*** Begin section ***

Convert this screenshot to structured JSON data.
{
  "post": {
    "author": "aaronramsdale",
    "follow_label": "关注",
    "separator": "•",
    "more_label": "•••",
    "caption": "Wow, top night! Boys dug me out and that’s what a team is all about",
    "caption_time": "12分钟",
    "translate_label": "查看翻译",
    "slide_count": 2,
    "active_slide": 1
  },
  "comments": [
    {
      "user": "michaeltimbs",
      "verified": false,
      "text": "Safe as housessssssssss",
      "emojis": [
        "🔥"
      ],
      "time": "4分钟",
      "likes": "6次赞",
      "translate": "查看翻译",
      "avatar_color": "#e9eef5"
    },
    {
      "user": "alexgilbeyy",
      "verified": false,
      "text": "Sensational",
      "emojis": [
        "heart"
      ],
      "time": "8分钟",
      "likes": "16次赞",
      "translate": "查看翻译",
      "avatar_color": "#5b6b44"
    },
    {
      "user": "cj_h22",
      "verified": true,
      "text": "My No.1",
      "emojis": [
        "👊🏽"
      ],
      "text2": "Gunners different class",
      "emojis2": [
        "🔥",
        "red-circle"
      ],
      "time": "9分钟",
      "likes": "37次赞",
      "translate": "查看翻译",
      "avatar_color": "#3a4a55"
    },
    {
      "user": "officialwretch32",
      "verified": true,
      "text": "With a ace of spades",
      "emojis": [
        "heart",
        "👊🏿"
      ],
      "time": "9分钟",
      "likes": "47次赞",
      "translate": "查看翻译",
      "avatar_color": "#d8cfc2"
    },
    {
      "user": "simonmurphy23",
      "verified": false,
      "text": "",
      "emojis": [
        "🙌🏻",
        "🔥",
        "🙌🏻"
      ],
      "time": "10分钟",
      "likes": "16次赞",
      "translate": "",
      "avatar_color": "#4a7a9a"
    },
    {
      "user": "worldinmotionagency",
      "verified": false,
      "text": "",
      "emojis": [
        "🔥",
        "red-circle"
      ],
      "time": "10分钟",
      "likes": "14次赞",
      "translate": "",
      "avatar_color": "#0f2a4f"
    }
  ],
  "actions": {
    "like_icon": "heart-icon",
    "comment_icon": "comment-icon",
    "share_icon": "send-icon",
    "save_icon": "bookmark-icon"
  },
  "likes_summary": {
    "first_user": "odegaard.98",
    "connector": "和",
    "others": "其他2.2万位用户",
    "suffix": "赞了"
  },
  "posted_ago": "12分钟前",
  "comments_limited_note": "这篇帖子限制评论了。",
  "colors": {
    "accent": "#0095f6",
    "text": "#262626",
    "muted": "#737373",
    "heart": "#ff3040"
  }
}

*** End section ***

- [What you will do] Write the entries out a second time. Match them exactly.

- [Response]
Convert this screenshot to structured JSON data.
{
  "post": {
    "author": "aaronramsdale",
    "follow_label": "关注",
    "separator": "•",
    "more_label": "•••",
    "caption": "Wow, top night! Boys dug me out and that’s what a team is all about",
    "caption_time": "12分钟",
    "translate_label": "查看翻译",
    "slide_count": 2,
    "active_slide": 1
  },
  "comments": [
    {
      "user": "michaeltimbs",
      "verified": false,
      "text": "Safe as housessssssssss",
      "emojis": [
        "🔥"
      ],
      "time": "4分钟",
      "likes": "6次赞",
      "translate": "查看翻译",
      "avatar_color": "#e9eef5"
    },
    {
      "user": "alexgilbeyy",
      "verified": false,
      "text": "Sensational",
      "emojis": [
        "heart"
      ],
      "time": "8分钟",
      "likes": "16次赞",
      "translate": "查看翻译",
      "avatar_color": "#5b6b44"
    },
    {
      "user": "cj_h22",
      "verified": true,
      "text": "My No.1",
      "emojis": [
        "👊🏽"
      ],
      "text2": "Gunners different class",
      "emojis2": [
        "🔥",
        "red-circle"
      ],
      "time": "9分钟",
      "likes": "37次赞",
      "translate": "查看翻译",
      "avatar_color": "#3a4a55"
    },
    {
      "user": "officialwretch32",
      "verified": true,
      "text": "With a ace of spades",
      "emojis": [
        "heart",
        "👊🏿"
      ],
      "time": "9分钟",
      "likes": "47次赞",
      "translate": "查看翻译",
      "avatar_color": "#d8cfc2"
    },
    {
      "user": "simonmurphy23",
      "verified": false,
      "text": "",
      "emojis": [
        "🙌🏻",
        "🔥",
        "🙌🏻"
      ],
      "time": "10分钟",
      "likes": "16次赞",
      "translate": "",
      "avatar_color": "#4a7a9a"
    },
    {
      "user": "worldinmotionagency",
      "verified": false,
      "text": "",
      "emojis": [
        "🔥",
        "red-circle"
      ],
      "time": "10分钟",
      "likes": "14次赞",
      "translate": "",
      "avatar_color": "#0f2a4f"
    }
  ],
  "actions": {
    "like_icon": "heart-icon",
    "comment_icon": "comment-icon",
    "share_icon": "send-icon",
    "save_icon": "bookmark-icon"
  },
  "likes_summary": {
    "first_user": "odegaard.98",
    "connector": "和",
    "others": "其他2.2万位用户",
    "suffix": "赞了"
  },
  "posted_ago": "12分钟前",
  "comments_limited_note": "这篇帖子限制评论了。",
  "colors": {
    "accent": "#0095f6",
    "text": "#262626",
    "muted": "#737373",
    "heart": "#ff3040"
  }
}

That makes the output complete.